This Note analyzes the perennial problems afflicting USAID, the resultant human rights abuses, and possible solutions to address these issues. Part II provides the historical background and overview of USAID's institutional problems, as well as an examination of the human rights abuses in Ethiopia and Vietnam. Part III reviews the practice of public and victim participation in U.S. administrative agencies, including issues of standing to challenge administrative agency actions. Part IV looks to the rationale of the Victim Participation Clause in the Rome Statute for the International Criminal Court as guidance for creating similar rights in the FAA. Part V discusses the Alien Tort Statute and its limitations. Part VI briefly notes the limited scope of the Federal Tort Claims Act. Part VII provides an analysis of how public participation doctrine can be applied in the context of USAID and proposes the components of a statutory amendment to the FAA as well as potential long-term solutions to be considered in addition to the amendment. Part VIII concludes and summarizes the analysis.
USAID'S BACKGROUND, PROBLEMS, AND RESULTING HUMAN RIGHTS VIOLATIONS
Historical Problems with USAID and the Issue of Aid Effectiveness
USAID is the primary administrative agency that oversees the delivery and implementation of development assistance programs overseas. (10) Congress mandated USAID through the FAA in 1961, and it has remained the principal development arm of the U.S. (11) While the U.S. has the highest disbursement levels of any other donor country, (12) with USAID supporting $17.8 billion in projects in 2013, (13) USAID faces a two-tier problem. The first tier relates to the underlying institutional issues that involve USAID's organization and structure. These fundamental problems lead to the second, more immediate tier of human rights violations that result from the misuse of USAID funding.

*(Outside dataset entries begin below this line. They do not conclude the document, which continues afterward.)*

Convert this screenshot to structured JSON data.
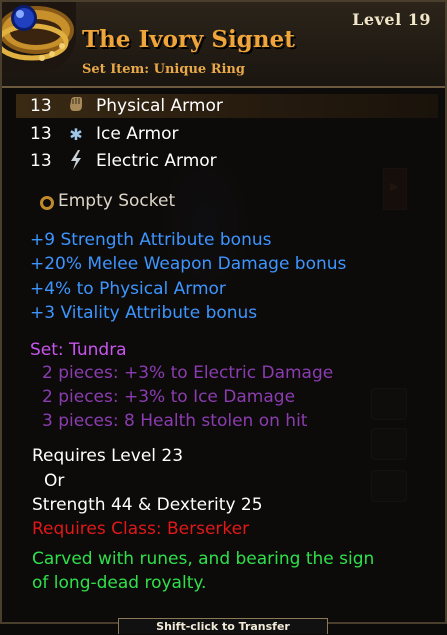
{
  "header": {
    "level": "Level 19",
    "name": "The Ivory Signet",
    "type": "Set Item: Unique Ring"
  },
  "armor": [
    {
      "value": "13",
      "label": "Physical Armor",
      "icon": "fist-icon"
    },
    {
      "value": "13",
      "label": "Ice Armor",
      "icon": "snowflake-icon"
    },
    {
      "value": "13",
      "label": "Electric Armor",
      "icon": "lightning-icon"
    }
  ],
  "socket": "Empty Socket",
  "bonuses": [
    "+9 Strength Attribute bonus",
    "+20% Melee Weapon Damage bonus",
    "+4% to Physical Armor",
    "+3 Vitality Attribute bonus"
  ],
  "set": {
    "title": "Set: Tundra",
    "pieces": [
      "2 pieces: +3% to Electric Damage",
      "2 pieces: +3% to Ice Damage",
      "3 pieces: 8 Health stolen on hit"
    ]
  },
  "requirements": {
    "level": "Requires Level 23",
    "or": "Or",
    "stats": "Strength 44 & Dexterity 25",
    "class": "Requires Class: Berserker"
  },
  "flavor": [
    "Carved with runes, and bearing the sign",
    "of long-dead royalty."
  ],
  "footer": "Shift-click to Transfer",
  "colors": {
    "name": "#f0a53a",
    "bonus": "#3d95ff",
    "set": "#c855f0",
    "class_req": "#e01818",
    "flavor": "#2fe04a"
  }
}
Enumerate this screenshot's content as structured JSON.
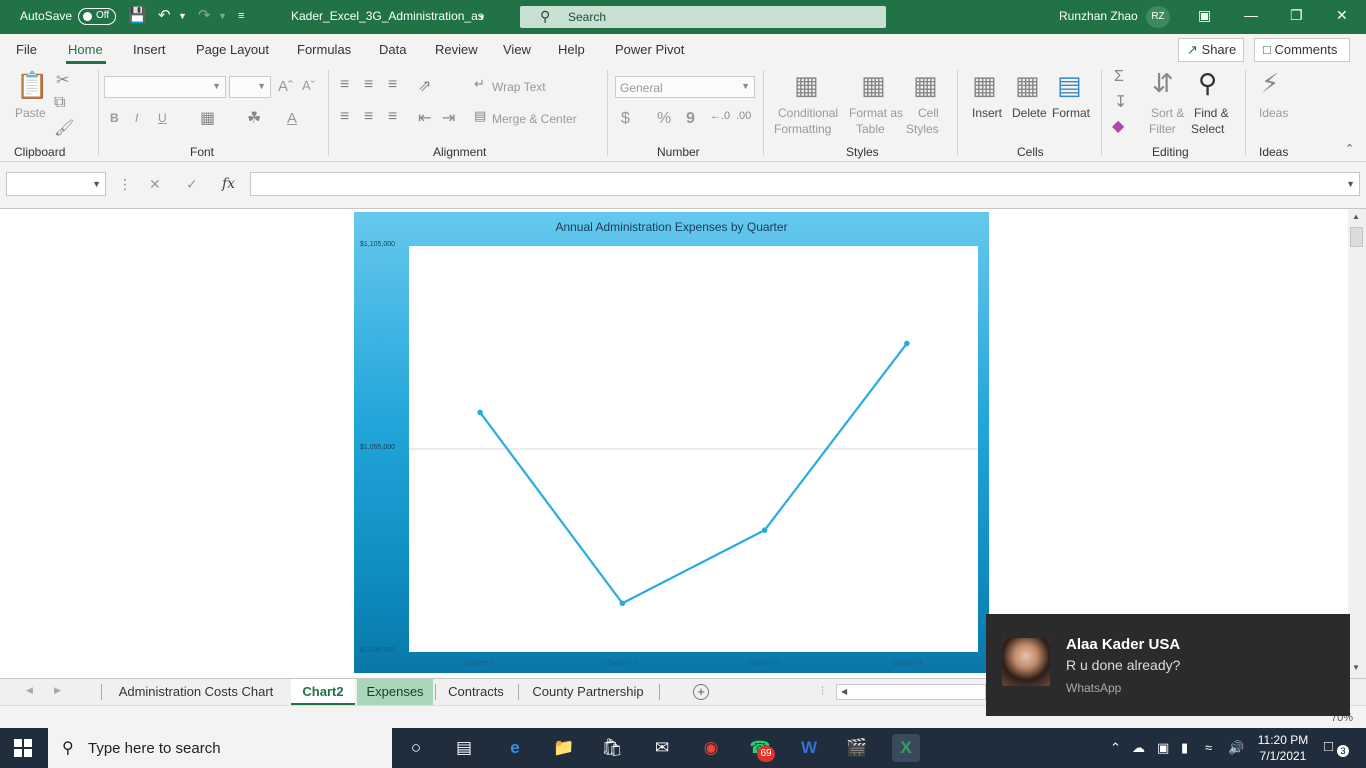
{
  "titlebar": {
    "autosave_label": "AutoSave",
    "autosave_state": "Off",
    "filename": "Kader_Excel_3G_Administration_as",
    "search_placeholder": "Search",
    "user_name": "Runzhan Zhao",
    "user_initials": "RZ"
  },
  "menu": {
    "items": [
      "File",
      "Home",
      "Insert",
      "Page Layout",
      "Formulas",
      "Data",
      "Review",
      "View",
      "Help",
      "Power Pivot"
    ],
    "active": "Home",
    "share_label": "Share",
    "comments_label": "Comments"
  },
  "ribbon": {
    "clipboard": {
      "group": "Clipboard",
      "paste": "Paste"
    },
    "font": {
      "group": "Font",
      "bold": "B",
      "italic": "I",
      "underline": "U"
    },
    "alignment": {
      "group": "Alignment",
      "wrap_text": "Wrap Text",
      "merge_center": "Merge & Center"
    },
    "number": {
      "group": "Number",
      "format_value": "General",
      "currency": "$",
      "percent": "%",
      "comma": "9"
    },
    "styles": {
      "group": "Styles",
      "conditional_1": "Conditional",
      "conditional_2": "Formatting",
      "format_table_1": "Format as",
      "format_table_2": "Table",
      "cell_styles_1": "Cell",
      "cell_styles_2": "Styles"
    },
    "cells": {
      "group": "Cells",
      "insert": "Insert",
      "delete": "Delete",
      "format": "Format"
    },
    "editing": {
      "group": "Editing",
      "sort_1": "Sort &",
      "sort_2": "Filter",
      "find_1": "Find &",
      "find_2": "Select"
    },
    "ideas": {
      "group": "Ideas",
      "label": "Ideas"
    }
  },
  "formula_bar": {
    "fx_label": "fx",
    "value": ""
  },
  "chart_data": {
    "type": "line",
    "title": "Annual Administration Expenses by Quarter",
    "y_ticks": [
      "$1,105,000",
      "$1,055,000",
      "$1,005,000"
    ],
    "ylim": [
      1005000,
      1105000
    ],
    "categories": [
      "Quarter 1",
      "Quarter 2",
      "Quarter 3",
      "Quarter 4"
    ],
    "values": [
      1064000,
      1017000,
      1035000,
      1081000
    ],
    "grid": true,
    "legend": "none",
    "line_color": "#29abe2",
    "background_gradient": [
      "#66c8ee",
      "#0a77a8"
    ]
  },
  "sheet_tabs": {
    "tabs": [
      "Administration Costs Chart",
      "Chart2",
      "Expenses",
      "Contracts",
      "County Partnership"
    ],
    "active": "Chart2",
    "highlighted": "Expenses"
  },
  "status": {
    "zoom": "70%"
  },
  "toast": {
    "sender": "Alaa Kader USA",
    "message": "R u done already?",
    "app": "WhatsApp"
  },
  "taskbar": {
    "search_placeholder": "Type here to search",
    "whatsapp_badge": "69",
    "time": "11:20 PM",
    "date": "7/1/2021",
    "notification_count": "3"
  }
}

The FAA was enacted "[t]o promote the foreign policy, security, and general welfare of the United States by assisting peoples of the world in their efforts toward economic development and internal and external security, and for other purposes." (14) These goals translate into U.S. foreign assistance program initiatives designed to "support U.S. national security and promote economic growth, poverty reduction, and humanitarian relief abroad." (15) During the Cold War, USAID enjoyed autonomy and considerable resources, and was on the whole effective in achieving its stated goals. (16) Specifically, USAID problem" in State, USAID Shortfalls, Stripes Central Blog (Aug. 23, 2010), http://www.stripes, com/blogs/stripes-central/stripes-central 1.8040/gates-congress-is-part-of-the-problem-in-state-usaid-shortfalls complemented the foreign influence of the State Department and Pentagon--USAID agents could more effectively address development issues because they had a greater integrated field presence in the target areas. (17) They were able to establish contacts and interactions in more remote cities with civil-society leaders, government officials, local legislative agencies, businessmen, and ministries, ensuring both the effectiveness and sustainability of development programs. (18)
Following the Cold War, however, USAID underwent organizational changes that resulted in a loss of independence and the assumption of a subordinate role. (19) Because USAID was instituted in response to the Cold War, in the period after, several members of Congress no longer believed in its purpose. (20) USAID functions and budget were now under the aegis of the U.S. State Department, which made USAID's agenda secondary to the State Department's. (21) Upon...